Here's a quick breakdown of what one cautious voter (me) has gathered about four of the more complicated propositions on the California ballot this year.
Prop 30: Prop 30 has the well-deserved title of the most well-known ballot initiative this year, and that's because Governor Jerry Brown actually wrote this year's budget on the assumption that prop 30 would pass. Without a majority vote, which would increase taxes on individuals earning over $250,000 for seven years and sales taxes by a penny for every $4.00 for four years, $6 billion in budget cuts would automatically take place, mostly affecting education.
The most interesting component of prop 30 is its conflict with prop 38, which is sponsored in large part by the wealthy civil rights attorney Molly Munger, outlines an alternative solution to raising money for education through a 12-year raise on income taxes in California. The result is that even if both measures pass only the one with the most votes will prevail.

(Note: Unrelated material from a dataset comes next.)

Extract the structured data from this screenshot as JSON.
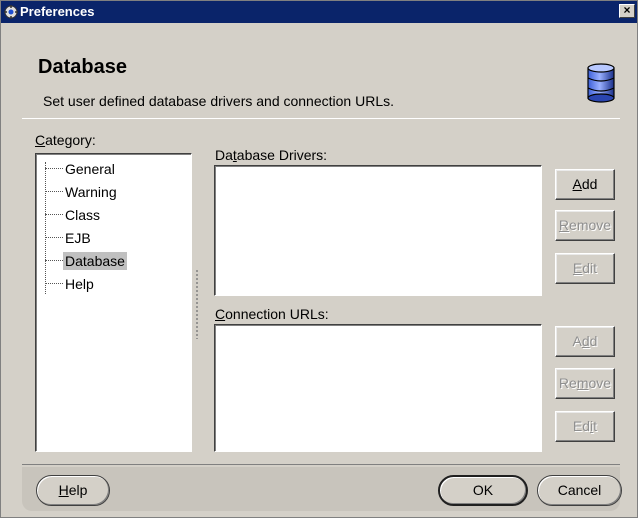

It is best, therefore, to vote for either prop 30 or 38, but not both. I (along with the Los Angeles Times) recommend prop 30 over 38, which offers a more comprehensive solution to California's budget problems.
Prop 31: This initiative comes under the category of "not what it seems." While the measure offers to repair some genuine problems in California politics, writing the law into the state constitution is not the right solution. Some of the changes it compels:
-a two-year budget cycle
-prohibition of expenditures over $25 million without identifies revenues or cuts
-power to governor to cut budget unilaterally during declared fiscal emergencies
-publication of bills at least three days prior to legislative vote
-allows local governments to alter their application of state laws
Such changes appear to be great solutions, but here George Skelton outlines how such solutions fail to improve how the legislature governs. And for those in favor of California's environmental regulations, the ability of local governments to bypass state laws is an unwelcome prospect.
Prop 32: Another controversial initiative, prop 32 purports to cut government ties to special interests by prohibiting unions from using payroll-deducted funds for political purposes. While Mitt Romney has not actually endorsed the proposition, he has offered a similar measure during his own campaigning.
However, provisions already exist that protect workers in unionized industries from being forced to contribute to political causes. The SF Gate reports: "Unions collect dues from members and non-members in the same workforce and must notify all of them each year about their right to claim refunds of the portion allotted to political causes. Members who want refunds must first resign from the union but, like non-members, will still be represented by union negotiators at the bargaining table."
As eager as I am to see reform when it comes to money and politics, the only way to make politics more fair would be to make reform even. This measure is drastically one-sided, disarming unions while leaving the power of corporations and individuals to finance politics mostly intact.
But don't take my word for it. Ballot initiatives propose complex laws and constitutional amendments that may be much more complicated to undo than to send into effect. Direct democracy is a powerful tool for the governed but can only be successful with a cautious electorate that takes the time to understand the nuances of each measure. If you do decide to read the expanded analysis of the propositions, take note that the pro and con arguments found at the end of each description are written by groups with special interests and not checked for facts or accuracy. And most importantly, VOTE.
Many in California think their votes don't matter since the presidential race is considered over before it begins, but the race for the propositions is far from over and every vote really does count.